Ninth grade spelling is basically a mixed bag of strengthening skills students hopefully picked up in their last eight years of education. They aren't kids anymore, and now is the time that they'll be acquiring specialized skill sets that will stay with them for the rest of their lives. In order to put those skill sets to use, they'll have to be able to adhere to a few conventions and know how to decode new words they encounter.
Ninth grade students will be expected to read more than they've ever read before. Every class will give them piles of things to read, and there's really no avoiding it. Students have to be able to understand what they read in order to be effective learners.
That sounds like a no-brainer, but many teachers encourage somewhat of a zombie approach to reading assignments. Read, read, read, they tell their students, but some teachers don't check that the students are doing the reading, and still more operate under the expectation that students are understanding everything book they peruse.
Every adult can remember nights in their rooms staring blankly at text books. You read three chapters, and then you can't remember anything at all. Hopefully, you read enough to pass the test, but wouldn't it have been nice to have absorbed more of the material?
That's where ninth grade spelling words come in. The more words students already know, combined with their ability to decode new words, the better they will retain the information they read.
In the ninth grade, students will read around one million words. Many of those words will be new. If students can't figure out what those words mean, they won't be learning the material. It's that simple.
There are some skills that need to be drilled by whatever means possible into the heads of students. Make a game out of learning and practicing the skills needed to be a successful high school student, and the benefits will be immeasurable.

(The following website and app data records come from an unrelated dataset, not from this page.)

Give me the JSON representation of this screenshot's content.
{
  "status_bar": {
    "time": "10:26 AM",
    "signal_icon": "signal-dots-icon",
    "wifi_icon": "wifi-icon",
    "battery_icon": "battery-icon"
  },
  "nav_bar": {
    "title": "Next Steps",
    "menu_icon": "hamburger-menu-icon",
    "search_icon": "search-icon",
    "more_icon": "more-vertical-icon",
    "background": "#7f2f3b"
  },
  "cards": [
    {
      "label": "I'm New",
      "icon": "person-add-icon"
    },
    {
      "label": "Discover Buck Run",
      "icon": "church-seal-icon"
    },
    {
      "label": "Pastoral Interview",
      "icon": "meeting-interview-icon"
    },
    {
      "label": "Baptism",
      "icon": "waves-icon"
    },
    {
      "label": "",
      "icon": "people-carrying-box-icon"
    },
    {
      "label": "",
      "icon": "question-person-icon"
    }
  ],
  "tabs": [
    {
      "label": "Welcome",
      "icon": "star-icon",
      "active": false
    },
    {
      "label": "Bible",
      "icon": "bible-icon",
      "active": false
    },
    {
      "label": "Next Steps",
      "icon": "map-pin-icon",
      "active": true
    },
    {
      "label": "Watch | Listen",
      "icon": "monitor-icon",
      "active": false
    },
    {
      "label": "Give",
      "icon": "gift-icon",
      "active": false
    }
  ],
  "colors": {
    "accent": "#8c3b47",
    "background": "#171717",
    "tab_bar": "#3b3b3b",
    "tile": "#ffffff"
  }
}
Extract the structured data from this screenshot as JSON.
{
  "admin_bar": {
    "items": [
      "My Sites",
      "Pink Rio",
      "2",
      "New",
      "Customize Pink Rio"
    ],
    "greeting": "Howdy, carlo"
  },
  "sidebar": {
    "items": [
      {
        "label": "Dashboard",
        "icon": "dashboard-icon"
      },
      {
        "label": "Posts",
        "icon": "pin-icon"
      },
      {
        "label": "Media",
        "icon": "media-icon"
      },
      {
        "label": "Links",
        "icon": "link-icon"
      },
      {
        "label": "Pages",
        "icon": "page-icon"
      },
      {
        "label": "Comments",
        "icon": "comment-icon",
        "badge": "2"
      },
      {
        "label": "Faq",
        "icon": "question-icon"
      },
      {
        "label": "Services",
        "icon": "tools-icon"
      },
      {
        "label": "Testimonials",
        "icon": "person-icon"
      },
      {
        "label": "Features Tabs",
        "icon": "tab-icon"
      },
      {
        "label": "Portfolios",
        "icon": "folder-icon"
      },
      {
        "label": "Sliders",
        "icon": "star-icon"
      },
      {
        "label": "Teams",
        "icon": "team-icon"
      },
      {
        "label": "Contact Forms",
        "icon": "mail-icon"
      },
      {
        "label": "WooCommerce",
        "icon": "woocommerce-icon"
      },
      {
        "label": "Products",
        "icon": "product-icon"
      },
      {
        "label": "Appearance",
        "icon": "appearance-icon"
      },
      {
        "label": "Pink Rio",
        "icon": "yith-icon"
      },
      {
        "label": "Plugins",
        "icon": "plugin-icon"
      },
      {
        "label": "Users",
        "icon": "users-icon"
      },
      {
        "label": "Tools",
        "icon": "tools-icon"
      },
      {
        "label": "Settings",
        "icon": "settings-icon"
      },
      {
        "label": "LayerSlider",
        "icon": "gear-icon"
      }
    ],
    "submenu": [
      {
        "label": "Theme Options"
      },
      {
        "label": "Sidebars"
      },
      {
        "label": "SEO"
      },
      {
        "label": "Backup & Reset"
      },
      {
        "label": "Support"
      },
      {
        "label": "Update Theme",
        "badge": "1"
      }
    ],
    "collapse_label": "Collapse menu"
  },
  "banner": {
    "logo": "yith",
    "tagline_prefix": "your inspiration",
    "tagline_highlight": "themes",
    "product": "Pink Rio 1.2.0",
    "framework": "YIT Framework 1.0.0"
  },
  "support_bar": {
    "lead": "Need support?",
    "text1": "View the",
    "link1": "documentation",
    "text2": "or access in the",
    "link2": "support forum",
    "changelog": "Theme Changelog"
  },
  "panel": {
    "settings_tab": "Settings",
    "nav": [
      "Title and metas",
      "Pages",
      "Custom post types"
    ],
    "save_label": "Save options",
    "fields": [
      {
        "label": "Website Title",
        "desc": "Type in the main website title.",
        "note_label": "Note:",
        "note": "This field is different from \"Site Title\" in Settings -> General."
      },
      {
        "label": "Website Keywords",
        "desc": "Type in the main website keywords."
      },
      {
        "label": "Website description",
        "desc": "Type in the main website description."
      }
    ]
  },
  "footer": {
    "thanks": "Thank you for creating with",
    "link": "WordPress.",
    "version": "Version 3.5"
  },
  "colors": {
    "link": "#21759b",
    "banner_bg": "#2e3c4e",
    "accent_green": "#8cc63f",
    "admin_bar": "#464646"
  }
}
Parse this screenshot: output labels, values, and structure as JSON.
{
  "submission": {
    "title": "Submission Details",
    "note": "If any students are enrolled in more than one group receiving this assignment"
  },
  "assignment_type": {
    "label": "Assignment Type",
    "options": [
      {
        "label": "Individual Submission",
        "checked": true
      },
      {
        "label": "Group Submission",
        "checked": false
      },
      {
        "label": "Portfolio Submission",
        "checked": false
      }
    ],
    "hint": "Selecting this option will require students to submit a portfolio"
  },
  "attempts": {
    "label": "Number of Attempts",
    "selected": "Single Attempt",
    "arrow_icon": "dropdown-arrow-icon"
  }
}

The world is getting much bigger for ninth-graders. They cannot afford to be zombie learners anymore. Remembering word lists is something they'll have to do for the rest of their lives, but how they apply what they learn is something entirely different. Your job, or your responsibility, is to make sure your ninth-graders have the foundation on which they can build complex and abstract thought. Don't let them down.